On 13 July 2021, the Federal Economic Competition Commission (COFECE) published in the Federal Official Gazette1 the notice regarding the initiation of an investigation due to possible absolute monopolistic practices allegedly carried out in the market for maritime transportation services in the state of Quintana Roo.
Absolute monopolistic practices are anti-competitive agreements, contracts or arrangements between competing economic agents, whose object or effect is the manipulation of prices, restriction or limitation of supply or demand, division or segmentation of markets, agreement or coordination of bids in auctions, as well as the exchange of information between competitors to carry out any of the aforementioned conducts. These practices can also be referred to as horizontal or cartel practices.
Cartel practices are considered null and void and, consequently, shall not produce any legal effect. If the existence of an absolute monopolistic practice is proven, the responsible economic agents may be fined up to 10% of their annual income (in Mexico). Those who have participated or contributed to a cartel practice may be imprisoned for up to ten years under Mexican criminal law.
- During this investigation process, COFECE may request information and documents from companies that offer products and services related to the market under investigation.
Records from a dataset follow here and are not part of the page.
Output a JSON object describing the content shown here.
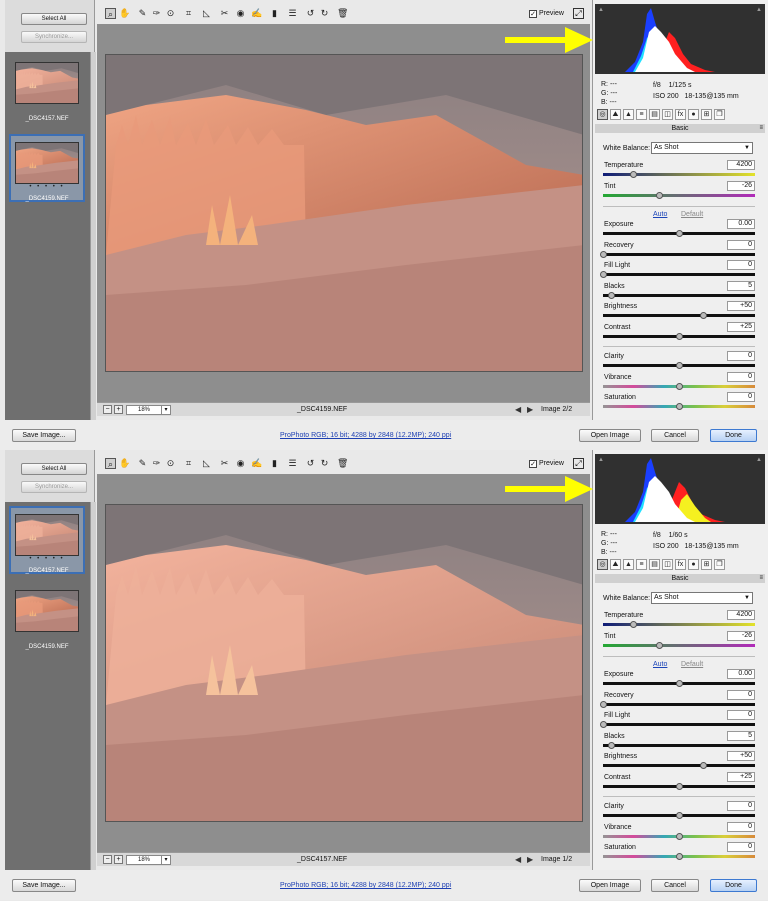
{
  "panels": [
    {
      "select_all_label": "Select All",
      "synchronize_label": "Synchronize...",
      "filmstrip": [
        {
          "name": "_DSC4157.NEF",
          "selected": false,
          "dots": ""
        },
        {
          "name": "_DSC4159.NEF",
          "selected": true,
          "dots": "• • • • •"
        }
      ],
      "preview_label": "Preview",
      "preview_checked": "✓",
      "zoom": "18%",
      "filename": "_DSC4159.NEF",
      "image_count": "Image 2/2",
      "rgb": {
        "r": "R: ---",
        "g": "G: ---",
        "b": "B: ---"
      },
      "aperture": "f/8",
      "shutter": "1/125 s",
      "iso": "ISO 200",
      "lens": "18-135@135 mm",
      "panel_title": "Basic",
      "wb_label": "White Balance:",
      "wb_value": "As Shot",
      "auto_label": "Auto",
      "default_label": "Default",
      "sliders": [
        {
          "label": "Temperature",
          "value": "4200",
          "pos": 0.2,
          "track": "t2"
        },
        {
          "label": "Tint",
          "value": "-26",
          "pos": 0.37,
          "track": "t3"
        },
        {
          "label": "Exposure",
          "value": "0.00",
          "pos": 0.5,
          "track": "t1"
        },
        {
          "label": "Recovery",
          "value": "0",
          "pos": 0.0,
          "track": "t1"
        },
        {
          "label": "Fill Light",
          "value": "0",
          "pos": 0.0,
          "track": "t1"
        },
        {
          "label": "Blacks",
          "value": "5",
          "pos": 0.05,
          "track": "t1"
        },
        {
          "label": "Brightness",
          "value": "+50",
          "pos": 0.66,
          "track": "t1"
        },
        {
          "label": "Contrast",
          "value": "+25",
          "pos": 0.5,
          "track": "t1"
        },
        {
          "label": "Clarity",
          "value": "0",
          "pos": 0.5,
          "track": "t1"
        },
        {
          "label": "Vibrance",
          "value": "0",
          "pos": 0.5,
          "track": "t4"
        },
        {
          "label": "Saturation",
          "value": "0",
          "pos": 0.5,
          "track": "t4"
        }
      ]
    },
    {
      "select_all_label": "Select All",
      "synchronize_label": "Synchronize...",
      "filmstrip": [
        {
          "name": "_DSC4157.NEF",
          "selected": true,
          "dots": "• • • • •"
        },
        {
          "name": "_DSC4159.NEF",
          "selected": false,
          "dots": ""
        }
      ],
      "preview_label": "Preview",
      "preview_checked": "✓",
      "zoom": "18%",
      "filename": "_DSC4157.NEF",
      "image_count": "Image 1/2",
      "rgb": {
        "r": "R: ---",
        "g": "G: ---",
        "b": "B: ---"
      },
      "aperture": "f/8",
      "shutter": "1/60 s",
      "iso": "ISO 200",
      "lens": "18-135@135 mm",
      "panel_title": "Basic",
      "wb_label": "White Balance:",
      "wb_value": "As Shot",
      "auto_label": "Auto",
      "default_label": "Default",
      "sliders": [
        {
          "label": "Temperature",
          "value": "4200",
          "pos": 0.2,
          "track": "t2"
        },
        {
          "label": "Tint",
          "value": "-26",
          "pos": 0.37,
          "track": "t3"
        },
        {
          "label": "Exposure",
          "value": "0.00",
          "pos": 0.5,
          "track": "t1"
        },
        {
          "label": "Recovery",
          "value": "0",
          "pos": 0.0,
          "track": "t1"
        },
        {
          "label": "Fill Light",
          "value": "0",
          "pos": 0.0,
          "track": "t1"
        },
        {
          "label": "Blacks",
          "value": "5",
          "pos": 0.05,
          "track": "t1"
        },
        {
          "label": "Brightness",
          "value": "+50",
          "pos": 0.66,
          "track": "t1"
        },
        {
          "label": "Contrast",
          "value": "+25",
          "pos": 0.5,
          "track": "t1"
        },
        {
          "label": "Clarity",
          "value": "0",
          "pos": 0.5,
          "track": "t1"
        },
        {
          "label": "Vibrance",
          "value": "0",
          "pos": 0.5,
          "track": "t4"
        },
        {
          "label": "Saturation",
          "value": "0",
          "pos": 0.5,
          "track": "t4"
        }
      ]
    }
  ],
  "bottom_bar": {
    "save_label": "Save Image...",
    "workflow_link": "ProPhoto RGB; 16 bit; 4288 by 2848 (12.2MP); 240 ppi",
    "open_label": "Open Image",
    "cancel_label": "Cancel",
    "done_label": "Done"
  },
  "tool_icons": [
    "zoom-tool-icon",
    "hand-tool-icon",
    "white-balance-tool-icon",
    "color-sampler-tool-icon",
    "target-adjustment-tool-icon",
    "crop-tool-icon",
    "straighten-tool-icon",
    "spot-removal-tool-icon",
    "red-eye-tool-icon",
    "adjustment-brush-icon",
    "graduated-filter-icon",
    "preferences-icon",
    "rotate-ccw-icon",
    "rotate-cw-icon",
    "trash-icon"
  ],
  "tool_glyphs": [
    "⌕",
    "✋",
    "✎",
    "✑",
    "⊙",
    "⌗",
    "◺",
    "✂",
    "◉",
    "✍",
    "▮",
    "☰",
    "↺",
    "↻",
    "🗑"
  ],
  "tab_icons": [
    "basic-tab-icon",
    "tone-curve-tab-icon",
    "detail-tab-icon",
    "hsl-tab-icon",
    "split-toning-tab-icon",
    "lens-corrections-tab-icon",
    "fx-tab-icon",
    "camera-calibration-tab-icon",
    "presets-tab-icon",
    "snapshots-tab-icon"
  ],
  "tab_glyphs": [
    "◎",
    "⛰",
    "▲",
    "≡",
    "▤",
    "◫",
    "fx",
    "●",
    "⊞",
    "❐"
  ],
  "colors": {
    "accent": "#3c6fb5",
    "arrow": "#ffff00",
    "link": "#1d3fb2"
  }
}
In the event a company receives a request for information from COFECE, a response to such request is required, otherwise, the company that fails to comply with the request may be subject to a fine.
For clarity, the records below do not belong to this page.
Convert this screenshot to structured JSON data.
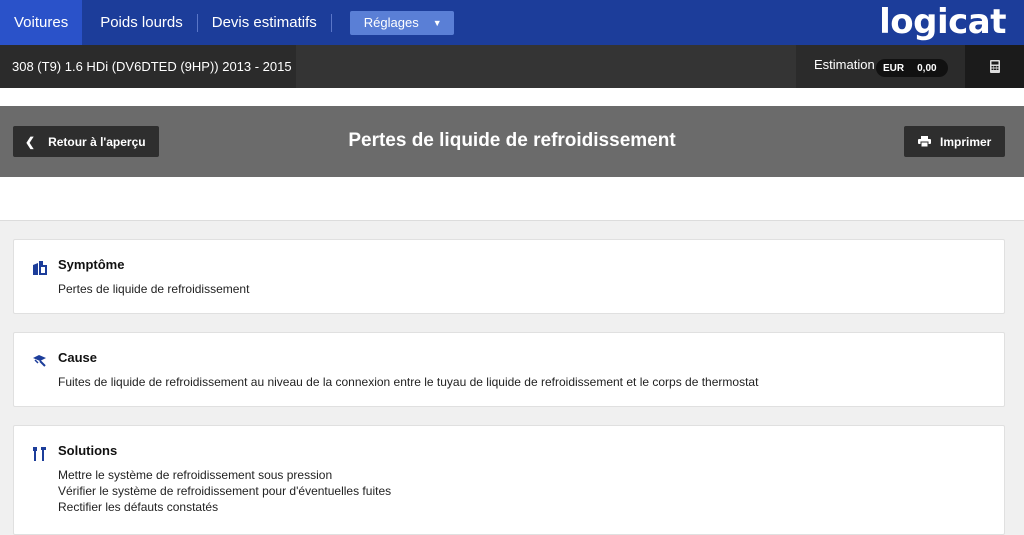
{
  "nav": {
    "items": [
      {
        "label": "Voitures",
        "active": true
      },
      {
        "label": "Poids lourds",
        "active": false
      },
      {
        "label": "Devis estimatifs",
        "active": false
      }
    ],
    "settings_label": "Réglages",
    "logo": "logicat"
  },
  "vehicle": {
    "name": "308 (T9) 1.6 HDi (DV6DTED (9HP)) 2013 - 2015"
  },
  "estimation": {
    "label": "Estimation",
    "currency": "EUR",
    "amount": "0,00"
  },
  "header": {
    "back_label": "Retour à l'aperçu",
    "title": "Pertes de liquide de refroidissement",
    "print_label": "Imprimer"
  },
  "cards": {
    "symptom": {
      "title": "Symptôme",
      "text": "Pertes de liquide de refroidissement",
      "icon": "symptom-icon"
    },
    "cause": {
      "title": "Cause",
      "text": "Fuites de liquide de refroidissement au niveau de la connexion entre le tuyau de liquide de refroidissement et le corps de thermostat",
      "icon": "flag-icon"
    },
    "solutions": {
      "title": "Solutions",
      "lines": [
        "Mettre le système de refroidissement sous pression",
        "Vérifier le système de refroidissement pour d'éventuelles fuites",
        "Rectifier les défauts constatés"
      ],
      "icon": "tools-icon"
    }
  },
  "colors": {
    "nav_bg": "#1c3d9a",
    "nav_active": "#2a52c9",
    "accent_icon": "#1c3d9a",
    "title_band": "#6b6b6b"
  }
}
- COFECE has the authority to conduct dawn raids (unannounced on-site visits to a company’s offices, through which it may request information and/or copy documents related to the market under investigation). In these cases, it is recommended to contact the company’s legal department and seek immediate advice from a lawyer specialized in antitrust matters. Obstruction or failure to comply with orders during a dawn raid may result in fines and/or criminal penalties.
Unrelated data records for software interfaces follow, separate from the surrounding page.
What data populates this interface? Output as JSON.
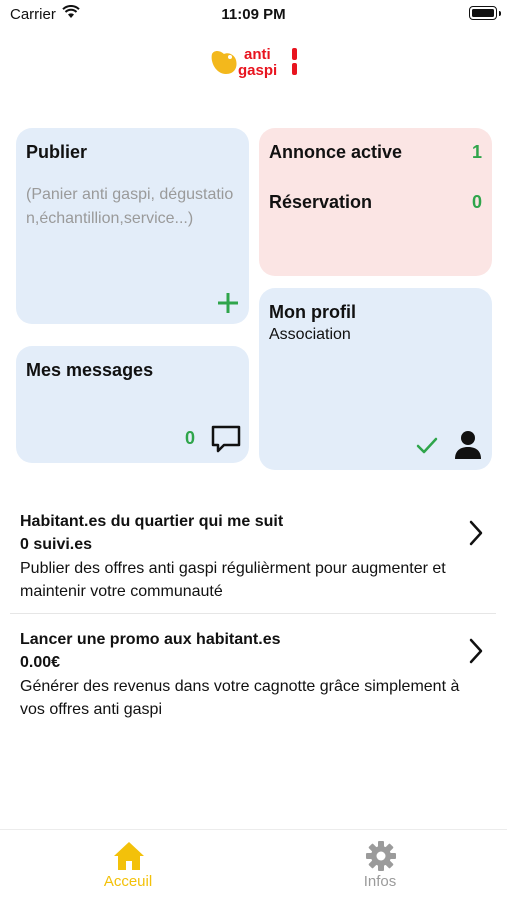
{
  "status_bar": {
    "carrier": "Carrier",
    "time": "11:09 PM"
  },
  "logo": {
    "line1": "anti",
    "line2": "gaspi"
  },
  "colors": {
    "accent_green": "#2fa54b",
    "accent_yellow": "#f3c10a",
    "card_blue": "#e3edf9",
    "card_pink": "#fbe5e4"
  },
  "publish": {
    "title": "Publier",
    "hint": "(Panier anti gaspi, dégustation,échantillion,service...)",
    "icon": "plus-icon"
  },
  "messages": {
    "title": "Mes messages",
    "count": "0",
    "icon": "chat-bubble-icon"
  },
  "stats": {
    "active_label": "Annonce active",
    "active_value": "1",
    "reservation_label": "Réservation",
    "reservation_value": "0"
  },
  "profile": {
    "title": "Mon profil",
    "type": "Association",
    "icons": [
      "check-icon",
      "person-icon"
    ]
  },
  "list": [
    {
      "title": "Habitant.es du quartier qui me suit",
      "value": "0 suivi.es",
      "description": "Publier des offres anti gaspi régulièrment pour augmenter et maintenir votre communauté"
    },
    {
      "title": "Lancer une promo aux habitant.es",
      "value": "0.00€",
      "description": "Générer des revenus dans votre cagnotte grâce simplement à vos offres anti gaspi"
    }
  ],
  "tabs": [
    {
      "label": "Acceuil",
      "icon": "home-icon",
      "active": true
    },
    {
      "label": "Infos",
      "icon": "gear-icon",
      "active": false
    }
  ]
}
- In some cases, COFECE considers it necessary to summon certain individuals if it presumes that such individuals may have knowledge of the market under investigation. These individuals may include any technical or managerial personnel of companies offering products and services related to the market. In the event COFECE summons any of your employees, it is recommended to consult with an antitrust attorney.
In more detail
- The investigation should not be understood as a judgment, but as an action by the authority to verify compliance with the Federal Mexican Antitrust Law.
The term for this investigation is up to 120 business days, starting 10 December 2021 – the date of the initiation of the investigation, and can be extended up to four times.